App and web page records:
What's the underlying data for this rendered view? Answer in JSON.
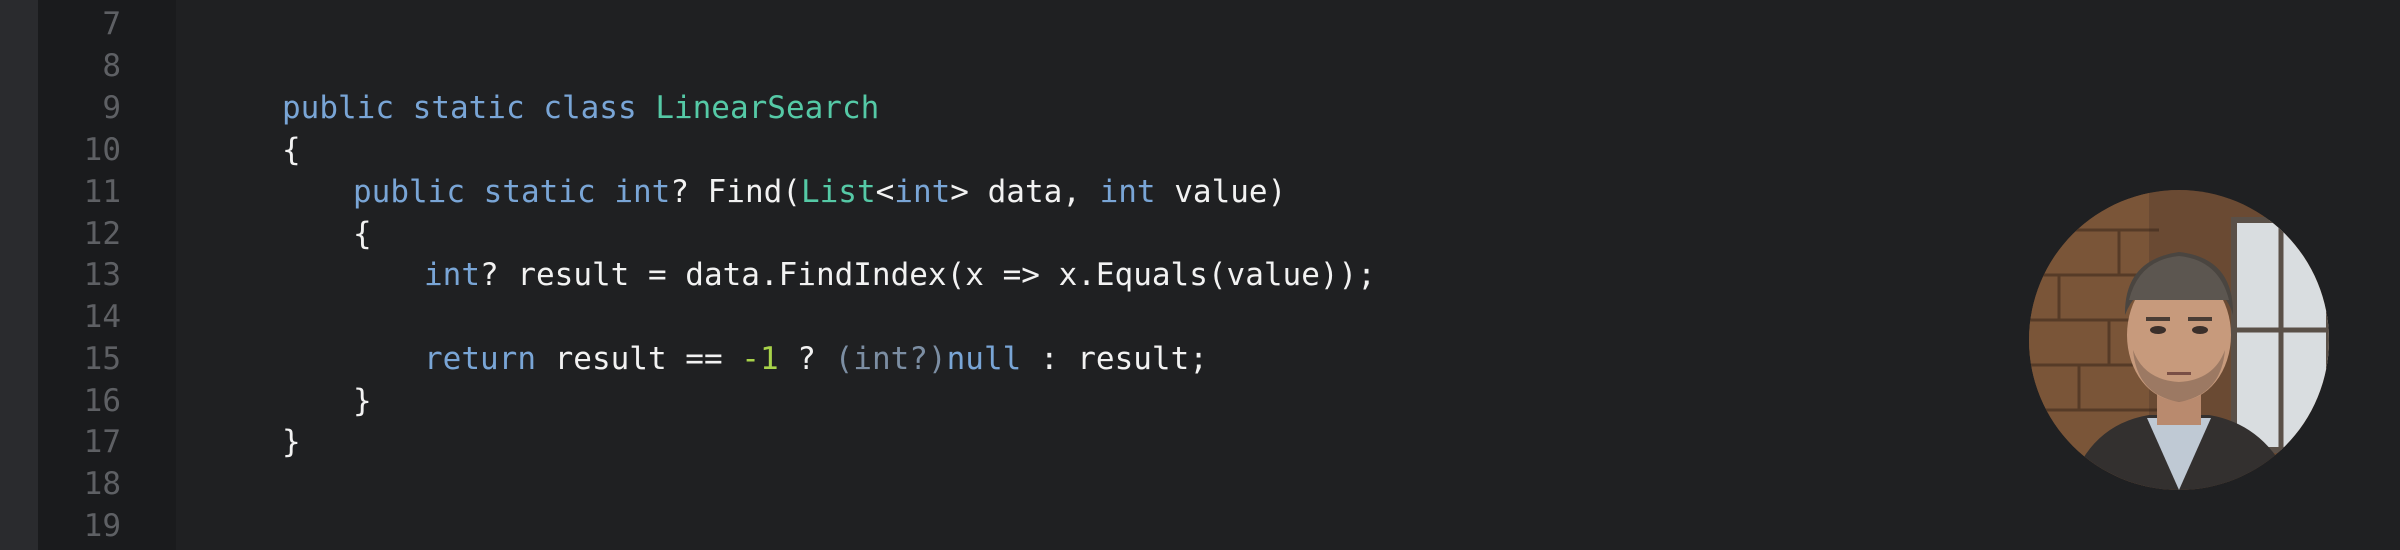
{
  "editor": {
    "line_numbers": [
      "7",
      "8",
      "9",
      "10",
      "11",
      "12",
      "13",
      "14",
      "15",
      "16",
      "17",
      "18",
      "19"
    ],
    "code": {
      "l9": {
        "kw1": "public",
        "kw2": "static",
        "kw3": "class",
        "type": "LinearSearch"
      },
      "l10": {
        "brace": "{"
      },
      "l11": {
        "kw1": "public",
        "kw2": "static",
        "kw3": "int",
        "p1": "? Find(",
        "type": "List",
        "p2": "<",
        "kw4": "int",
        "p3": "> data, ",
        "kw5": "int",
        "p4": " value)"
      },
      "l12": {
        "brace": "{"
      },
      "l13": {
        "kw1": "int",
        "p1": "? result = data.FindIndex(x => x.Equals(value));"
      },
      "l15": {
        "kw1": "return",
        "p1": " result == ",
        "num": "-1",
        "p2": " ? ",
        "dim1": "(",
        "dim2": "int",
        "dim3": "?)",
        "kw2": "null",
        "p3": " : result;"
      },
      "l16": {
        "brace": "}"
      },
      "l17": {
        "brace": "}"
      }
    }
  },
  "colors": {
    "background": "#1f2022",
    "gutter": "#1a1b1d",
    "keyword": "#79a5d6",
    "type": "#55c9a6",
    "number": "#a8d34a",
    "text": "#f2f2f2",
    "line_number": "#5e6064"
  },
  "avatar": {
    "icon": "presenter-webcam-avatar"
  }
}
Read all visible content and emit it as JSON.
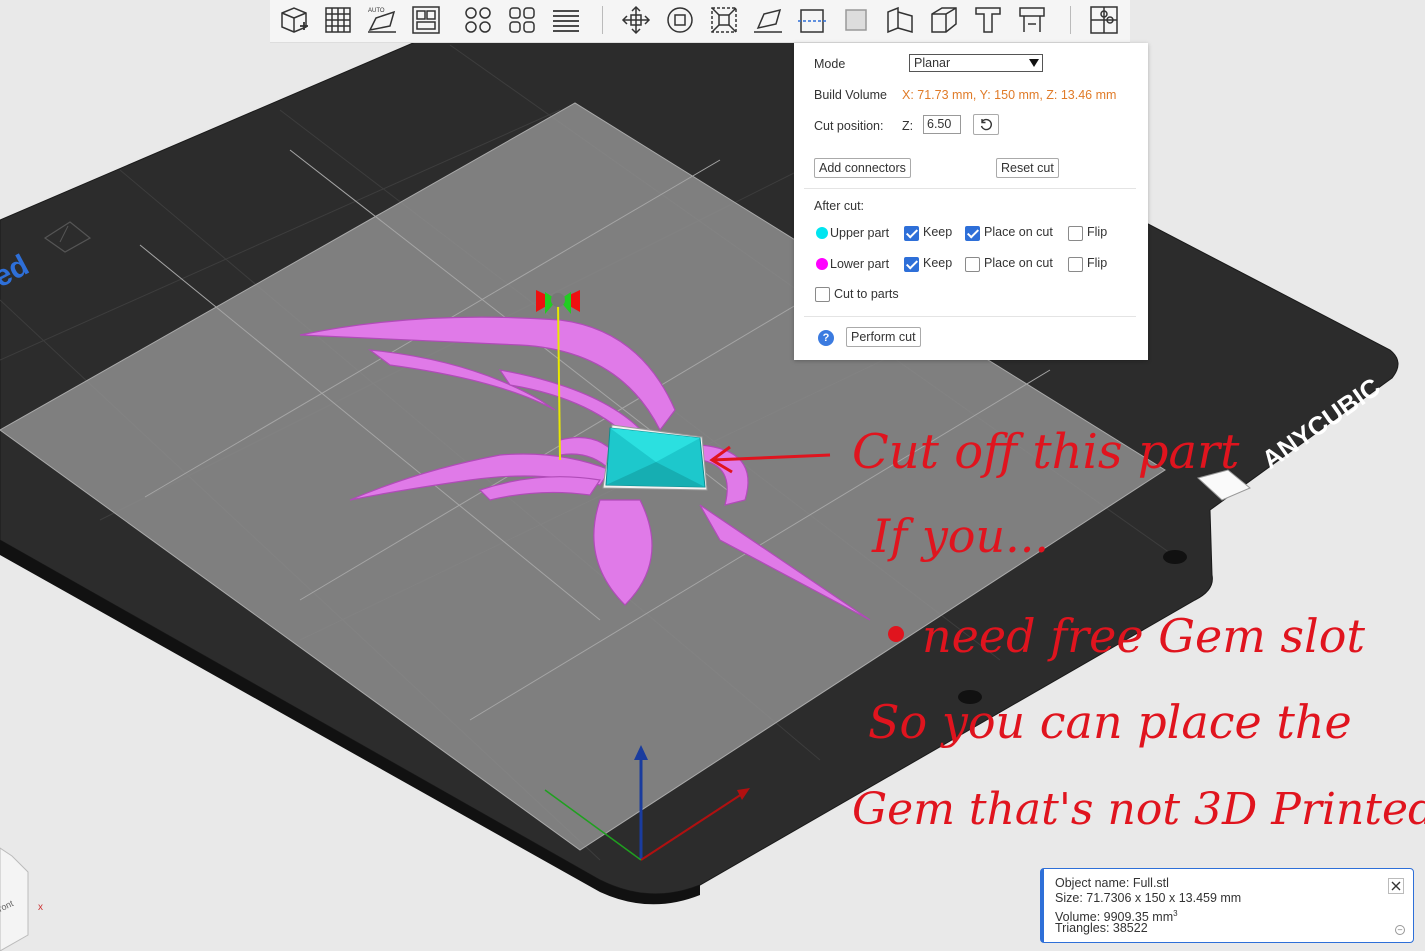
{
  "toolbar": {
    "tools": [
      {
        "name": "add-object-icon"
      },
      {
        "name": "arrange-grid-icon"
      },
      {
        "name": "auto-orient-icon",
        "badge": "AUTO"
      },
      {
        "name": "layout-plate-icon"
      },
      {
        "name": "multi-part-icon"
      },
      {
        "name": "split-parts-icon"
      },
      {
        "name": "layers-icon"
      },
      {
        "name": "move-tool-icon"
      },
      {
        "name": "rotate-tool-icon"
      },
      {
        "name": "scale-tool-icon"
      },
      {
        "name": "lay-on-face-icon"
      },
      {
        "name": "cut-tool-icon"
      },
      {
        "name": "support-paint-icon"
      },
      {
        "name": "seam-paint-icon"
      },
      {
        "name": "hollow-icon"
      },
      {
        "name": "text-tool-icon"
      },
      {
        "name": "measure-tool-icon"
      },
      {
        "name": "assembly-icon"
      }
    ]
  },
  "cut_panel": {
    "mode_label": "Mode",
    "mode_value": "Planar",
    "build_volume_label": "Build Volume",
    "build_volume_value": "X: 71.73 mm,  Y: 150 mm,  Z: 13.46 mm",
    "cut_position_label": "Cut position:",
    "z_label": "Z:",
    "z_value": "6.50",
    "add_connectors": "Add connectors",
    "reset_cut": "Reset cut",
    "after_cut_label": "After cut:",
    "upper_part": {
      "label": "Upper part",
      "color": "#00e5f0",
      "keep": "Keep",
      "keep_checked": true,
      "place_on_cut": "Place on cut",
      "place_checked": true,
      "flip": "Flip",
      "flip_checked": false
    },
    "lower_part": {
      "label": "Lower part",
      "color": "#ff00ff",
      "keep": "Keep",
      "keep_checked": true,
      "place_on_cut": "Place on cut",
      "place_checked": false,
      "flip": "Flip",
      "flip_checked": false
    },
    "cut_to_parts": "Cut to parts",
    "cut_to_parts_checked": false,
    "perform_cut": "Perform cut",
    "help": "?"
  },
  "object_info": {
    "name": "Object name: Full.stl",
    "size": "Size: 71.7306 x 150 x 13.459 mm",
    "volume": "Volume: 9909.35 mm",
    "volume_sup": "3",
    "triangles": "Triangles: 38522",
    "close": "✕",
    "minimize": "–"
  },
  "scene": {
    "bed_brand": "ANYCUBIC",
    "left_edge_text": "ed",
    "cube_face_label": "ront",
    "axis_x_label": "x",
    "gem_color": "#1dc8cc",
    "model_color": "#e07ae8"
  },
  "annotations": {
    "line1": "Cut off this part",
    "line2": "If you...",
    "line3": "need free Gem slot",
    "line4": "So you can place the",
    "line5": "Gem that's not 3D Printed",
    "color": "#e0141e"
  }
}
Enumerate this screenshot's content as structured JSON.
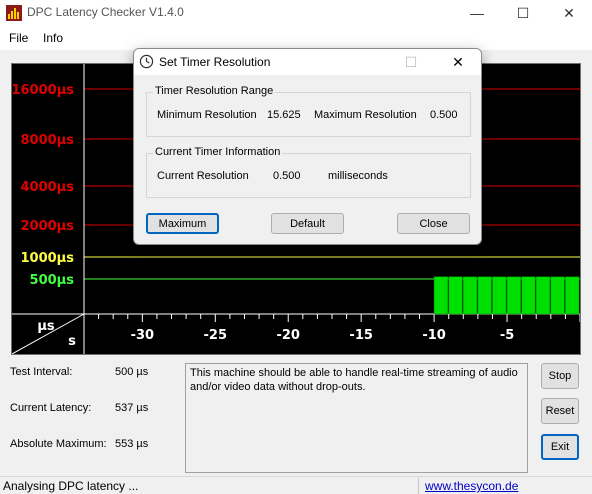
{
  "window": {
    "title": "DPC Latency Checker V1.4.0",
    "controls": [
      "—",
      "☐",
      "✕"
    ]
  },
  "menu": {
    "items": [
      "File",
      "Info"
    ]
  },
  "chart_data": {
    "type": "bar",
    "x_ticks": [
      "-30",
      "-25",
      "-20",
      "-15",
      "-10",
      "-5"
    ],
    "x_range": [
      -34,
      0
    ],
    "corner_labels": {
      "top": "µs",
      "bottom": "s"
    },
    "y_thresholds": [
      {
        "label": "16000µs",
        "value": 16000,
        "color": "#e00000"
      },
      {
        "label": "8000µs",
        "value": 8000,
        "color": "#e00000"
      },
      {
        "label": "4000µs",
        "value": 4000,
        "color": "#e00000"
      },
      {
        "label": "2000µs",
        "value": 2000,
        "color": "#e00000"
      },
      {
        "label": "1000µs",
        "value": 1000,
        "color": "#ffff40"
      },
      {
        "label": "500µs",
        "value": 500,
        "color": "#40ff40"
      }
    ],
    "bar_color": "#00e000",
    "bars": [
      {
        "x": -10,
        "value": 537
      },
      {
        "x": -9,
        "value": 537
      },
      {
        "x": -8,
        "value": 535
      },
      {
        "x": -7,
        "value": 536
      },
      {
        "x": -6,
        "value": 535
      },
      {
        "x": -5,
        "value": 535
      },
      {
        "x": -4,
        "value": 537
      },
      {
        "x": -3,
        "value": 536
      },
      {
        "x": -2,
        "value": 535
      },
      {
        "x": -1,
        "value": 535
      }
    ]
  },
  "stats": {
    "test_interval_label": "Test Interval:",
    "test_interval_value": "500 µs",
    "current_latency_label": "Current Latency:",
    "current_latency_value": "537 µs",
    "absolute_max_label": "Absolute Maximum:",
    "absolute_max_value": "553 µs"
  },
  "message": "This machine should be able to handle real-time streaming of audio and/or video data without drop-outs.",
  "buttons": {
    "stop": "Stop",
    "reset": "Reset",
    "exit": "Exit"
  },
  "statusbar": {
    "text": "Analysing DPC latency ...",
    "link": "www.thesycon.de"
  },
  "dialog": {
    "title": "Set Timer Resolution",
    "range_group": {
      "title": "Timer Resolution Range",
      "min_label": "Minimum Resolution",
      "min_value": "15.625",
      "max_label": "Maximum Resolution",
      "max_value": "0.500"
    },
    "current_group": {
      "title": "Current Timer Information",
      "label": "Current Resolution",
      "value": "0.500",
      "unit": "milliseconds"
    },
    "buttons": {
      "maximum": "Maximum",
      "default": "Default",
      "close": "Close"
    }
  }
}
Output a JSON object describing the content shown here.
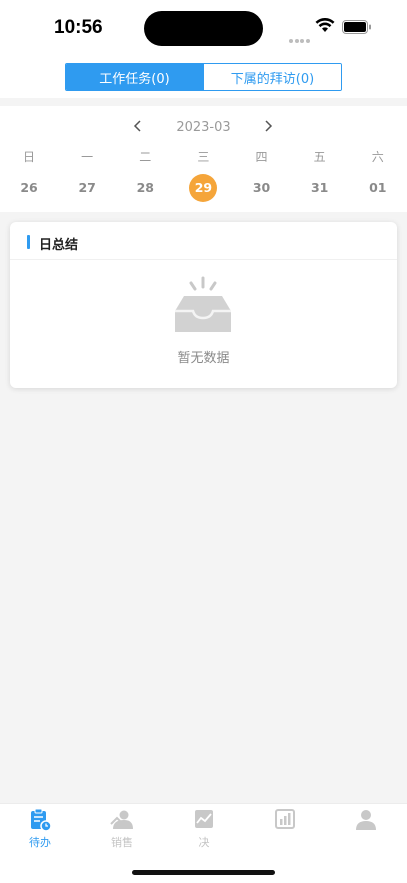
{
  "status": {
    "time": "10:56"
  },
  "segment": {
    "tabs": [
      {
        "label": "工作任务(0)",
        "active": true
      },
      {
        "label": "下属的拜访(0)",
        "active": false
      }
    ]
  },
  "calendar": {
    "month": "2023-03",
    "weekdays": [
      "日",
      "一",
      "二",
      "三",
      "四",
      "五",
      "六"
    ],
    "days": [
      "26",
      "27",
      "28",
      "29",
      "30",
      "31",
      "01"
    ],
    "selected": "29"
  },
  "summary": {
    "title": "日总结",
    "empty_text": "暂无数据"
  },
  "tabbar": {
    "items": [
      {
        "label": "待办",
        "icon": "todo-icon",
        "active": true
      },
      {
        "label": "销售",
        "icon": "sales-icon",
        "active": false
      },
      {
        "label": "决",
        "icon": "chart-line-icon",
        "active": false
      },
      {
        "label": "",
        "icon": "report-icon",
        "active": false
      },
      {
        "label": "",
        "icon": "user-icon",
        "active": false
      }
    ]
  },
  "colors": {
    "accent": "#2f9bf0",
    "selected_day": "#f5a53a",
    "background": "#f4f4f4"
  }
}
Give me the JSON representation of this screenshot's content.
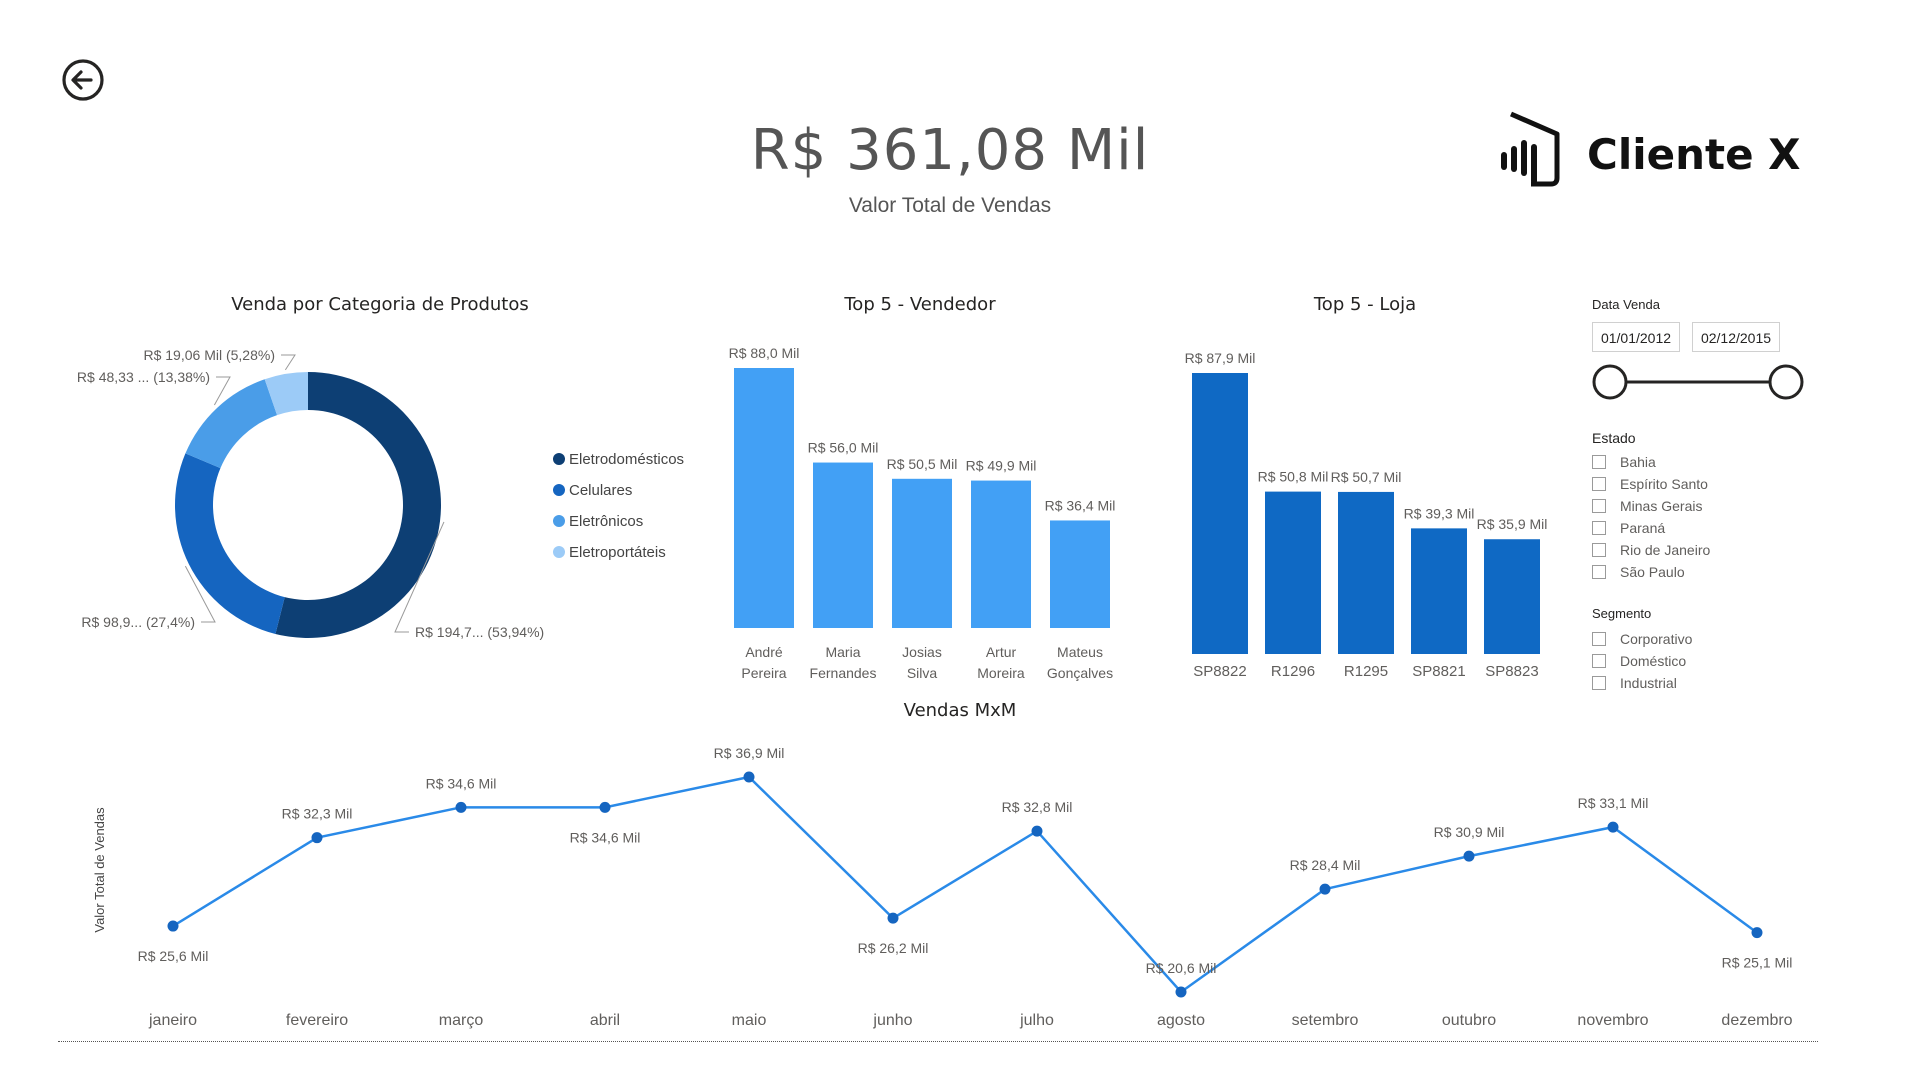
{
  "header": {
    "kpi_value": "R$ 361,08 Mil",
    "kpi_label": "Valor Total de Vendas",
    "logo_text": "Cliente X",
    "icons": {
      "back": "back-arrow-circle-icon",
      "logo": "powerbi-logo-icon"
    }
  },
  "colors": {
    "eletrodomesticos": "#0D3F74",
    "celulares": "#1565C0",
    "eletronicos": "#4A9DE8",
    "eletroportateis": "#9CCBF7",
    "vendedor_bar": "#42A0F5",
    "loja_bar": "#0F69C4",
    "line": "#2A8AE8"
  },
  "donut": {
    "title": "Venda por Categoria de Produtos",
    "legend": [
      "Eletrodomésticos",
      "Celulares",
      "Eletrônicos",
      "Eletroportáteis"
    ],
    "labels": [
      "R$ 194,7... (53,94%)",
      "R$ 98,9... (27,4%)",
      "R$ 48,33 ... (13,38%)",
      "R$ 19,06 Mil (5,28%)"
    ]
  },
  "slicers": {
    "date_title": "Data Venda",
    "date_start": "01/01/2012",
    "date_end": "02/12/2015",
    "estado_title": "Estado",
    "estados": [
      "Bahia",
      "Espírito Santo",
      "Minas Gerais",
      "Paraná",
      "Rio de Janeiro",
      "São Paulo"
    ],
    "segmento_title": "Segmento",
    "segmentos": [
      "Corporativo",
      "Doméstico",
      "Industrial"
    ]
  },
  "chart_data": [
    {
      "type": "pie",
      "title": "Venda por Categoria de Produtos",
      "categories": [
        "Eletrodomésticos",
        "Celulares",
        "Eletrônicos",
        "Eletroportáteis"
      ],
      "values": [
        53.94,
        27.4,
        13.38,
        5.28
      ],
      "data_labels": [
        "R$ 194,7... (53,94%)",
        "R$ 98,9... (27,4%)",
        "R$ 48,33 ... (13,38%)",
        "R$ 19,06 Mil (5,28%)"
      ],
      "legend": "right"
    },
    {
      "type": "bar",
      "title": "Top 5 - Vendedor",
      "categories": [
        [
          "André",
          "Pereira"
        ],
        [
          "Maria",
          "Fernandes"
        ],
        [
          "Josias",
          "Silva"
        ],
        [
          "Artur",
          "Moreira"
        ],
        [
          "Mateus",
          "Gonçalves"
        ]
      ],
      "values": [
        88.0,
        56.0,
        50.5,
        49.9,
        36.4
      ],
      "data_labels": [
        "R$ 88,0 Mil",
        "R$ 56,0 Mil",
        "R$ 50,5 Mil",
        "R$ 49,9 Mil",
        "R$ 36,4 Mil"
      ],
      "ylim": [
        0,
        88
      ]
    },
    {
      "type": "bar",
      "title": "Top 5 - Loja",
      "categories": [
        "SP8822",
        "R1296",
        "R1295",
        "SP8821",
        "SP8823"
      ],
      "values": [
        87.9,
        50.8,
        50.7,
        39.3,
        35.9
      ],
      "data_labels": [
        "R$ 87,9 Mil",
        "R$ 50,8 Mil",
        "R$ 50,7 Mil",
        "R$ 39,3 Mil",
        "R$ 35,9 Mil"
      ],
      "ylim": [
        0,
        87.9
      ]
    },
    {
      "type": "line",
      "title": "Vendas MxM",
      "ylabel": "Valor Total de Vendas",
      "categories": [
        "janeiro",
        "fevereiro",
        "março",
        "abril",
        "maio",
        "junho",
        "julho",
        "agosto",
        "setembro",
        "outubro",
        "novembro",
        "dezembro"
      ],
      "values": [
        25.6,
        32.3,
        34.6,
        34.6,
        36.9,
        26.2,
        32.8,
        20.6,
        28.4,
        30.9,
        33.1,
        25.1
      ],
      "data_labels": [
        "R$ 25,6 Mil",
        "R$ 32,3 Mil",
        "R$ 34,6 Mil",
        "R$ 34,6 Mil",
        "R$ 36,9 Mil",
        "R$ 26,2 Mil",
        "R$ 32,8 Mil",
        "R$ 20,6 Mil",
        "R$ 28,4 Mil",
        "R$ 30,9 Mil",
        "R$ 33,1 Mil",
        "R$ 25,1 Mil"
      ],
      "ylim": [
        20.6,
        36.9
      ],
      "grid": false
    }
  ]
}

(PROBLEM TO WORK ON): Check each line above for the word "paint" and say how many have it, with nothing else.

(EXERCISE OUTPUT): 2